These traces show the phase shift within the capacitor/inductance combination. The inductance is from the motor windings. Traces were made by feeding a 10 v p-p 60 hertz voltage through a 47 ohm resistance to the capacitor/inductance combination. The top trace in the left picture is the input voltage to the resistor while the bottom trace is across the capacitor/inductance.
Waveform at 950 watt load.
Note the enlarged gasoline tank. I made this modification in mid June of 1999. This generator was used at the NC8V field day event and performed perfectly where it ran approximately 12 hours. This one gallon tank allows the generator to run for 4 and 1/2 hours without refueling.
Notes on gasoline engines:
Make sure you get a reliable gasoline engine. Nothing is more frustrating that to have to fight with the engine while you need electricity!
Nearly all the B&S engines that are used on lawn mowers with a direct connected mower blade depend upon this blade to act like a second flywheel for the engine. They have a primary aluminum flywheel inside the engine cover. The aluminum flywheel does not provide enough inertia to work without the blade. The symptoms are backfiring, jerking starter rope and difficulty in starting. You will probably have to change the aluminum flywheel to a cast iron one. The cast iron ones are pretty common in horizontal engines that are used in rototillers, etc. Usually junk yards or small engine shops will have them. (Also, make sure the magnet matches the one on the original flywheel; they have either one or two magnetic poles which are very obvious by sight.) However, if the generator rotor has enough mass, it may have enough inertia to keep the engine running fine with an aluminum flywheel. Just experiment.
Go with solid state ignition if possible. Ignition points were fine in their day, but the solid state magneto's are great!
Make sure the speed governer works and that the engine is cleaned and serviced reguarly.
The small gas tank on these B&S will give you at least an hour of power. If you need longer running time, then find an engine with a larger gas tank. A gallon tank will give you lots of time with a small engine, probably over 4 hours or so before refueling. Check oil levels at each gas refill, etc.

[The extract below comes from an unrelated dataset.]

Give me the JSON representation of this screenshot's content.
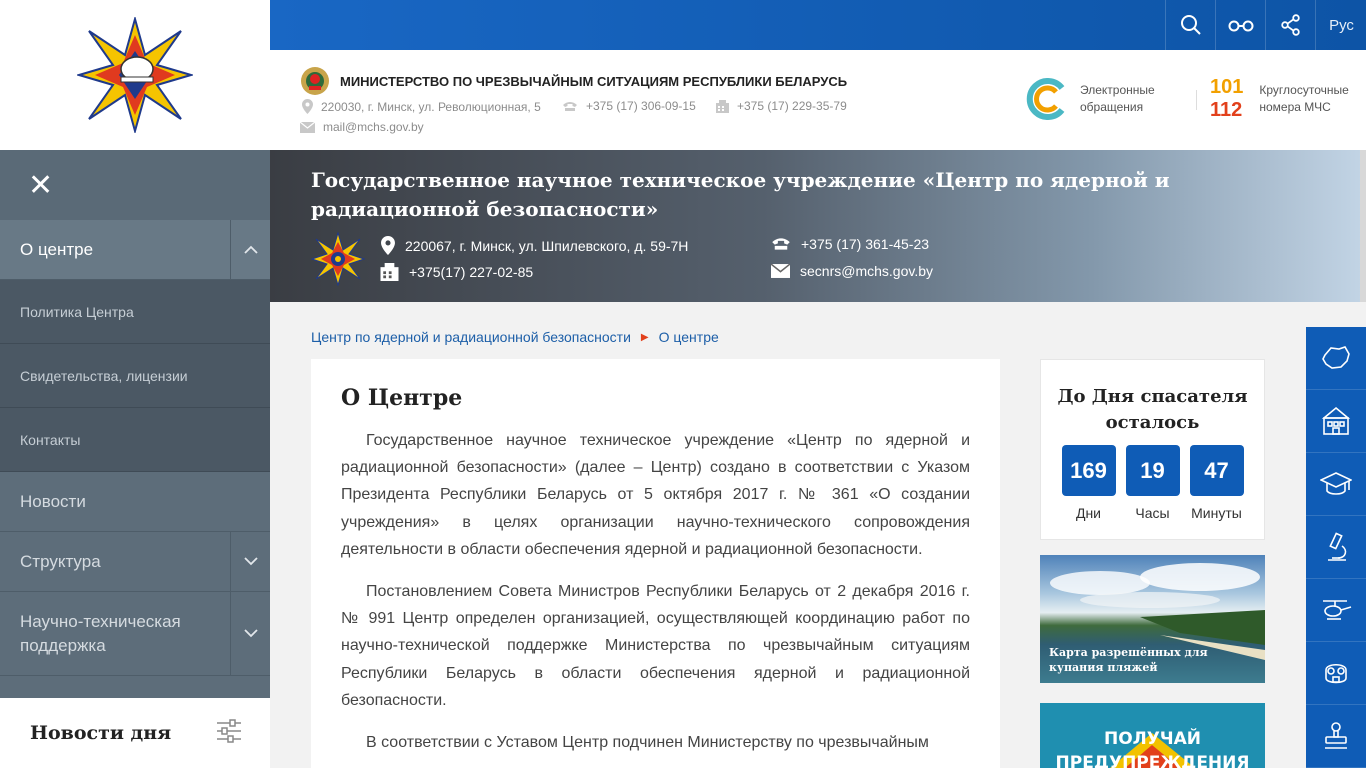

If you experience static on radios or TV's that you are powering by your generator: Sometimes ignition static can be a problem. Rubber boots should be placed over the sparkplug wire so that there is no wiring uninsulated, and then simply cover the sparkplug wire with braided wire and ground it near the magneto coil. Also clamp it around the sparkplug metal base. That will cure it.
Static can be caused by the generator rotor bearings. (I have yet to have that problem!) But, just in case you do: Simply mount a little contact brush against the shaft of the generator rotor and that will successfully ground it and eliminate the static.
Once again I've got to thank Dewey King, NJ8V, for his never ending patience and help with the mechanical hurdles! His expertise in machining leaves me bewildered.
A. This motor exhibits an internal resistance of about 1.5 ohms of AC resistance and .5 ohms of DC resistance.
B. The capacitor current is approximately 11 amps. Remember, this current exists whether there is a load or not. However it is not 100% "real power", but it is capacitive, with the current out of phase with the voltage. The current, I, leads the voltage, E, in this case. The reason this current exists is to keep the generator "excited" by inducing current into the squirrel cage rotor conductors. Calculations seem to put the exciting power at around 55 watts.
C. The reactance (Xc) of the capacitor (200 uf) at 60 hertz is 13.3 ohms.
D. The reactance (Xl) of the motor is (3.8 mh) at 60 hertz is 1.4 ohms
E. The capacitance and the inductance, being in parallel, does exhibit a resonance. This frequency is 183 hertz.
F. The engine needs to turn this generator at about 3700 rpm to give 60 hertz output. (If your motor is a 1725 RPM one, then you'll need it to turn at about 1875 RPM)
G. I don't have a clear understanding of exactly why this works... but it does!
Modified Dec 8, 1998